Improper support and positioning of joints affected by arthritis or injury, and inadequate exercising of joints in patients with paralysis can result in contractures. For example, a patient with arthritis or severe burns may assume the most comfortable position and will resist changing position because motion is painful. If the joints are allowed to remain in this position, the muscle fibers that normally provide motion will stretch or shorten to accommodate the position and eventually will lose their ability to contract and relax.

In many cases contractures can be prevented by range of motion exercises (active or passive), and by adequate support of the joints to eliminate constant shortening or stretching of the muscles and surrounding tissues.
Dupuytren's contracture a flexion deformity of the fingers or toes, due to shortening, thickening, and fibrosis of the palmar or plantar fascia.
ischemic contracture muscular contracture and degeneration due to interference with the circulation due to pressure or to injury or cold.
Volkmann's contracture contraction of the fingers and sometimes of the wrist, or of analogous parts of the foot, with loss of power, after severe injury or improper use of a tourniquet or cast in the region of the elbow.
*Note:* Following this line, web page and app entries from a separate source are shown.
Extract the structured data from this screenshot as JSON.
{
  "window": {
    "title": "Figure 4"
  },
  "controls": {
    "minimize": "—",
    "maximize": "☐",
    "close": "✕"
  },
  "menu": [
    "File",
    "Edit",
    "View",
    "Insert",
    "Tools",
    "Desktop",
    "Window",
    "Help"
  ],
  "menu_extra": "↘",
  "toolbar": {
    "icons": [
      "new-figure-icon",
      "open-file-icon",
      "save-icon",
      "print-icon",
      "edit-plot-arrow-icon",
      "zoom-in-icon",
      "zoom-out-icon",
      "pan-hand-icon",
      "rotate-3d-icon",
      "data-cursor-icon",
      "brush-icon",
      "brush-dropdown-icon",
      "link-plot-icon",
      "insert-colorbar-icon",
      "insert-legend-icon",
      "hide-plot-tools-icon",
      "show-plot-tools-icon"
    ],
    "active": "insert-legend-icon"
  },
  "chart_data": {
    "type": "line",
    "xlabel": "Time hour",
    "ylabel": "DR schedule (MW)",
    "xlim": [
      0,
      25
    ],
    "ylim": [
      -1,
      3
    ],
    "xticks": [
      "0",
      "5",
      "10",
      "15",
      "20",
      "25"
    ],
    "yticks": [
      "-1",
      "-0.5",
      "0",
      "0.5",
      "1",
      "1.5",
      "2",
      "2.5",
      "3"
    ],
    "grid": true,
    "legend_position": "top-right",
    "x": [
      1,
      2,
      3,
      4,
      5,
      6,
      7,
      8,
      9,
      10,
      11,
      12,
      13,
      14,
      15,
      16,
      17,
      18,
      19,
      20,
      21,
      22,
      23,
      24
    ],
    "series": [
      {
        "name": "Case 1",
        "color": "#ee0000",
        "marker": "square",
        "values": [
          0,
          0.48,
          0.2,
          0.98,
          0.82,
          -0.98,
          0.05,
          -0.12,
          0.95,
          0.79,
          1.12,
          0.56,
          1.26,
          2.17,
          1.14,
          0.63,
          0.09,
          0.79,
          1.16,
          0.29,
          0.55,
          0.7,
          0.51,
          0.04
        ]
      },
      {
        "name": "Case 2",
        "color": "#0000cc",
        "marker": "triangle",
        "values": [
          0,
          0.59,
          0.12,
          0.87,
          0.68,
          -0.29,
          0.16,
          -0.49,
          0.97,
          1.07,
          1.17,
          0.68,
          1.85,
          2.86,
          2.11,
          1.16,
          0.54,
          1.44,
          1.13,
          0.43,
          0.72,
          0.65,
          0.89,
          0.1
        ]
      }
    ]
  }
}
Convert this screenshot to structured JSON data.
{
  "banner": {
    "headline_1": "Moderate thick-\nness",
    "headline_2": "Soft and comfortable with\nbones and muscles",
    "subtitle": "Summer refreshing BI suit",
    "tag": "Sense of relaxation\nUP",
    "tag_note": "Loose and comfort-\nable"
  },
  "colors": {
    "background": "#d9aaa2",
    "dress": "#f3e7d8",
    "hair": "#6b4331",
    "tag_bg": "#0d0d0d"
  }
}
ischemic contracture

ischemic contracture

Volkmann's contracture, see there.
References in periodicals archive ?
Specifically, inhalation of multipollutant mixtures depressed cardiac contractility in isolated non-ischemic hearts, and delayed ischemic contracture and preserved cardiac contractility in reperfused hearts, while eliciting mild pulmonary inflammation evidenced only by macrophage accumulation.